Remember the outdoor life?
We have simply forgotten verandahs
Great feeling: If only we had retained such open spaces…
How many of us have seen the ‘mukhamantapa’ of Kerala, ‘balcao’ of Goa, ‘thinnai’ of Tamil Nadu or the ‘jagali katte’ in Karnataka? Undoubtedly, many of us have not only seen them, but also possibly lived in them. They are the traditional living rooms without physical walls, drawing rooms without visual boundaries and simple roofed areas providing adequate shelter. In south India, no built-up room can come closest to ecological living as does semi-open space.
Can sustainable living learn something from these spaces? Of course, there is plenty to follow up. In Auroville, many residents have returned to houses without glass windows and grills. Resorts and cottages are experimenting with large verandahs and perforated walls. Restaurants boast of outdoor dining as their speciality. Air-conditioned software offices are accepting terrace-tiled pavilions as food courts. However, for some unknown reason, urban homes are yet to catch up on this phenomenon.

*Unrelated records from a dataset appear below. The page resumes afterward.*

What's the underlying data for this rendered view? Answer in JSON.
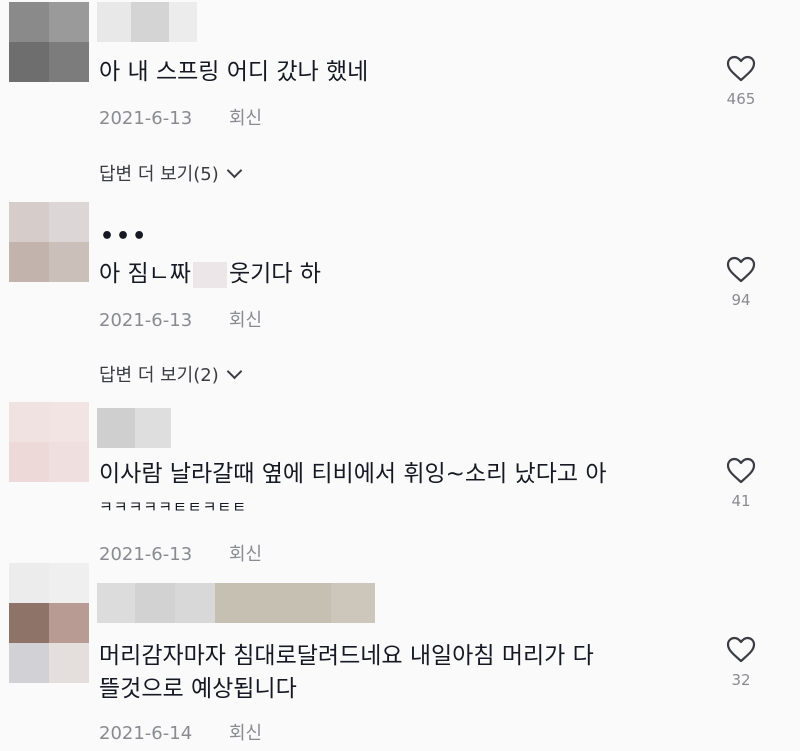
{
  "comments": [
    {
      "text": "아 내 스프링 어디 갔나 했네",
      "date": "2021-6-13",
      "reply_label": "회신",
      "likes": "465",
      "more_replies": "답변 더 보기(5)",
      "colors": {
        "avatar": [
          "#8a8a8a",
          "#9a9a9a",
          "#6e6e6e",
          "#7c7c7c"
        ],
        "name": [
          "#e8e8e8",
          "#d4d4d4",
          "#ececec"
        ]
      }
    },
    {
      "dots": "•••",
      "text_before": "아 짐ㄴ짜",
      "text_after": "웃기다 하",
      "date": "2021-6-13",
      "reply_label": "회신",
      "likes": "94",
      "more_replies": "답변 더 보기(2)",
      "colors": {
        "avatar": [
          "#d6ccc9",
          "#dcd7d6",
          "#c2b3ad",
          "#cbbfba"
        ]
      }
    },
    {
      "text_line1": "이사람 날라갈때 옆에 티비에서 휘잉~소리 났다고 아",
      "text_line2": "ㅋㅋㅋㅋㅋㅌㅌㅋㅌㅌ",
      "date": "2021-6-13",
      "reply_label": "회신",
      "likes": "41",
      "colors": {
        "avatar": [
          "#f0e2e1",
          "#f2e4e3",
          "#edd9d8",
          "#efdfde"
        ],
        "name": [
          "#cfcfcf",
          "#dedede"
        ]
      }
    },
    {
      "text_line1": "머리감자마자 침대로달려드네요 내일아침 머리가 다",
      "text_line2": "뜰것으로 예상됩니다",
      "date": "2021-6-14",
      "reply_label": "회신",
      "likes": "32",
      "colors": {
        "avatar": [
          "#8e7368",
          "#b89b92",
          "#d2d1d6",
          "#e4dfdd"
        ],
        "name": [
          "#dcdcdc",
          "#d2d2d2",
          "#d8d8d8",
          "#c6c0b2",
          "#cdc6ba"
        ]
      }
    }
  ]
}
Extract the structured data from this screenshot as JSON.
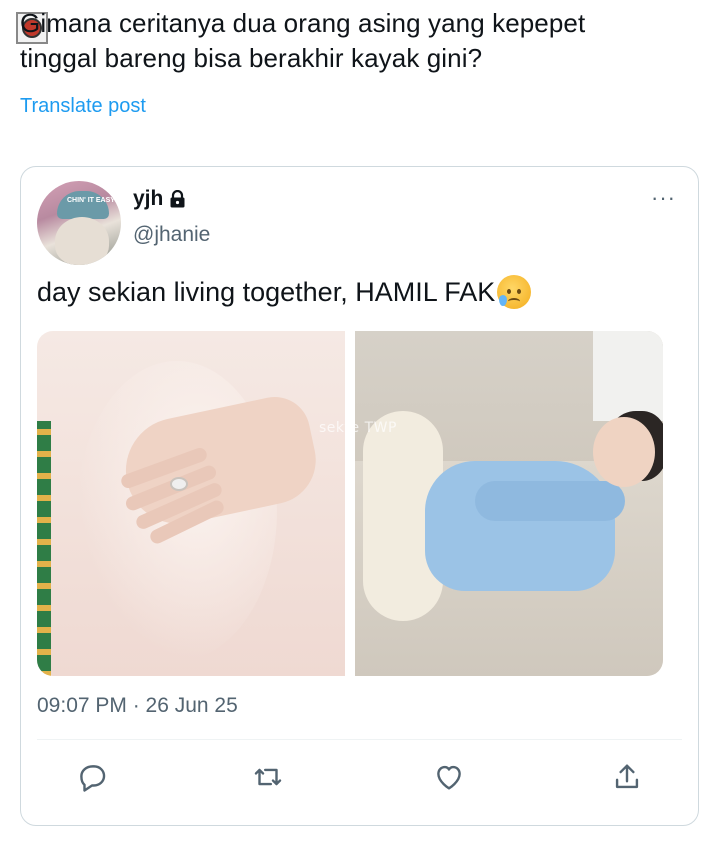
{
  "post": {
    "text_line1": "Gimana ceritanya dua orang asing yang kepepet",
    "text_line2": "tinggal bareng bisa berakhir kayak gini?",
    "translate_label": "Translate post"
  },
  "quoted": {
    "display_name": "yjh",
    "handle": "@jhanie",
    "verified_lock": true,
    "avatar_hat_text": "CHIN' IT EASY",
    "more_label": "···",
    "text": "day sekian living together, HAMIL FAK",
    "emoji": "sad-but-relieved-face",
    "watermark": "sekte TWP",
    "timestamp": "09:07 PM · 26 Jun 25"
  },
  "actions": [
    {
      "icon": "reply-icon"
    },
    {
      "icon": "retweet-icon"
    },
    {
      "icon": "like-icon"
    },
    {
      "icon": "share-icon"
    }
  ],
  "colors": {
    "link": "#1d9bf0",
    "secondary": "#536471",
    "text": "#0f1419",
    "border": "#cfd9de"
  }
}
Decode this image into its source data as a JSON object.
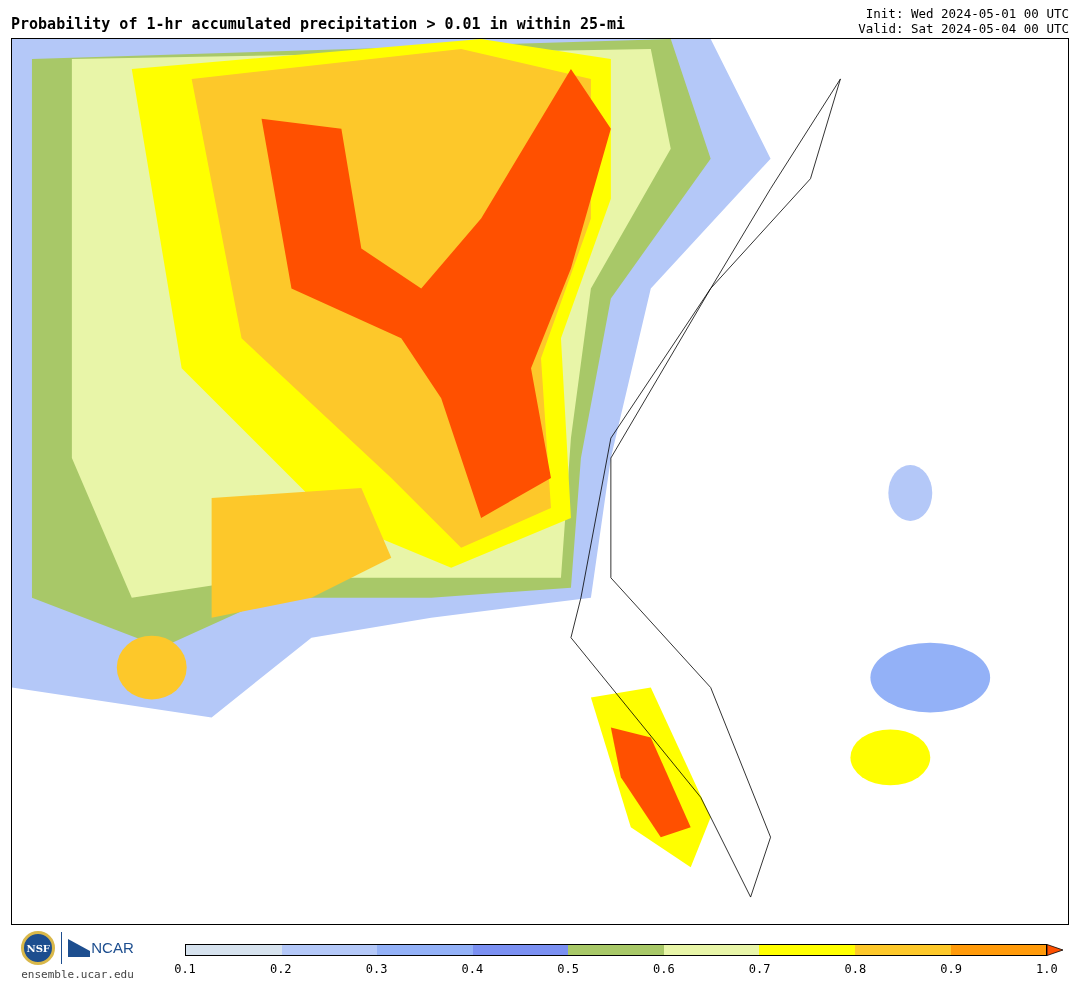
{
  "title": "Probability of 1-hr accumulated precipitation > 0.01 in within 25-mi",
  "init": "Init: Wed 2024-05-01 00 UTC",
  "valid": "Valid: Sat 2024-05-04 00 UTC",
  "logos": {
    "nsf": "NSF",
    "ncar": "NCAR",
    "url": "ensemble.ucar.edu"
  },
  "colorbar": {
    "segments": [
      {
        "color": "#d6e2ee"
      },
      {
        "color": "#b4c8f8"
      },
      {
        "color": "#93b1f7"
      },
      {
        "color": "#7b90f2"
      },
      {
        "color": "#a8c868"
      },
      {
        "color": "#e8f5a8"
      },
      {
        "color": "#ffff00"
      },
      {
        "color": "#fdc82a"
      },
      {
        "color": "#ff9a0a"
      }
    ],
    "extend": {
      "color": "#ff5000"
    },
    "labels": [
      "0.1",
      "0.2",
      "0.3",
      "0.4",
      "0.5",
      "0.6",
      "0.7",
      "0.8",
      "0.9",
      "1.0"
    ]
  }
}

Mind blocked by modernity
The idea of enclosed spaces evolved as modern architecture advanced. So did all our problems of heat, light, air and cost, in our dusty tropical country with limited construction budgets. Somewhere in this process, the idea of roofs without walls got a negative image as an ordinary village idea, to be neglected. Increased urban living necessitated enclosed security, and no wonder we all have slowly moved indoors.

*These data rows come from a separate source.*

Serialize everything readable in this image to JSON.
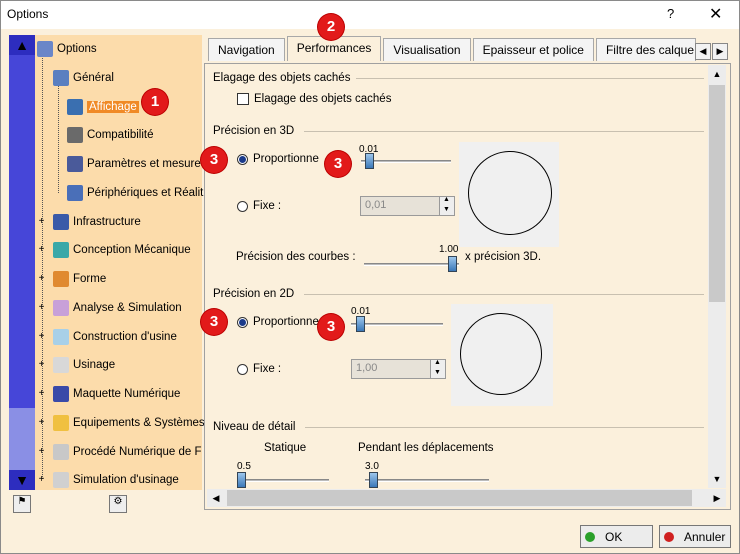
{
  "window": {
    "title": "Options",
    "help": "?",
    "close": "✕"
  },
  "tree": {
    "items": [
      {
        "label": "Options",
        "color": "#6a86c8"
      },
      {
        "label": "Général",
        "color": "#5a7fc0"
      },
      {
        "label": "Affichage",
        "color": "#3a6fb0"
      },
      {
        "label": "Compatibilité",
        "color": "#6a6a6a"
      },
      {
        "label": "Paramètres et mesure",
        "color": "#4a5a9a"
      },
      {
        "label": "Périphériques et Réalit",
        "color": "#4a6fb8"
      },
      {
        "label": "Infrastructure",
        "color": "#3a5aa8"
      },
      {
        "label": "Conception Mécanique",
        "color": "#3aa8a8"
      },
      {
        "label": "Forme",
        "color": "#e08a30"
      },
      {
        "label": "Analyse & Simulation",
        "color": "#c8a0d8"
      },
      {
        "label": "Construction d'usine",
        "color": "#a8d0e8"
      },
      {
        "label": "Usinage",
        "color": "#d8d8d8"
      },
      {
        "label": "Maquette Numérique",
        "color": "#3a4aa8"
      },
      {
        "label": "Equipements & Systèmes",
        "color": "#f0c040"
      },
      {
        "label": "Procédé Numérique de F",
        "color": "#c8c8c8"
      },
      {
        "label": "Simulation d'usinage",
        "color": "#d0d0d0"
      }
    ],
    "scroll_up": "▲",
    "scroll_down": "▼"
  },
  "tabs": [
    "Navigation",
    "Performances",
    "Visualisation",
    "Epaisseur et police",
    "Filtre des calque"
  ],
  "tab_arrows": {
    "left": "◀",
    "right": "▶"
  },
  "elagage": {
    "section": "Elagage des objets cachés",
    "checkbox_label": "Elagage des objets cachés"
  },
  "precision3d": {
    "section": "Précision en 3D",
    "proportional_label": "Proportionne",
    "slider_value": "0.01",
    "slider_level": 0.05,
    "fixed_label": "Fixe :",
    "fixed_value": "0,01",
    "curves_label": "Précision des courbes :",
    "curves_value": "1.00",
    "curves_suffix": "x précision 3D."
  },
  "precision2d": {
    "section": "Précision en 2D",
    "proportional_label": "Proportionne",
    "slider_value": "0.01",
    "slider_level": 0.05,
    "fixed_label": "Fixe :",
    "fixed_value": "1,00"
  },
  "detail": {
    "section": "Niveau de détail",
    "static_label": "Statique",
    "static_value": "0.5",
    "moving_label": "Pendant les déplacements",
    "moving_value": "3.0"
  },
  "badges": [
    "1",
    "2",
    "3",
    "3",
    "3",
    "3"
  ],
  "buttons": {
    "ok": "OK",
    "cancel": "Annuler"
  },
  "colors": {
    "badge": "#e21a1a",
    "selected": "#f08a26",
    "tree_bg": "#fcdcab"
  }
}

Incidentally, the British had discovered how well we can live outdoors and took the idea of verandahs to a great order in their bungalow form of houses. We are forgetting living out of verandahs which both our elders and the British did!
In defence, we the architects may quote sit-outs and balconies as common elements in our modern-day designs. Let us take a walk along any typical Bangalore street, and watch the hundreds of balconies, mostly empty, without people.
Balconies are designed more for elevation than for activity. Sit-outs are more private; invisible from the street, but anyone can guess how often they are used. Even when we try to open up a room to the outside, we ensure they are fairly enclosed, citing privacy as the reason. The closely knit city sites are a good excuse to cover up all our failures.
What does all this mean? We may appreciate the way our elders lived outdoors, but we cannot simply replicate that lifestyle in the cities of today. However, the sequence of outdoor to semi-open to enclosed and then finally to the private indoors as an ideal sequence of spaces cannot be denied.
This has cultural meanings, ecological bearings and of course cost implications. Hence, the challenge is to re-invent the idea of living in the semi-open and save on the fully enclosed spaces. The challenge is to manage light, air and cost.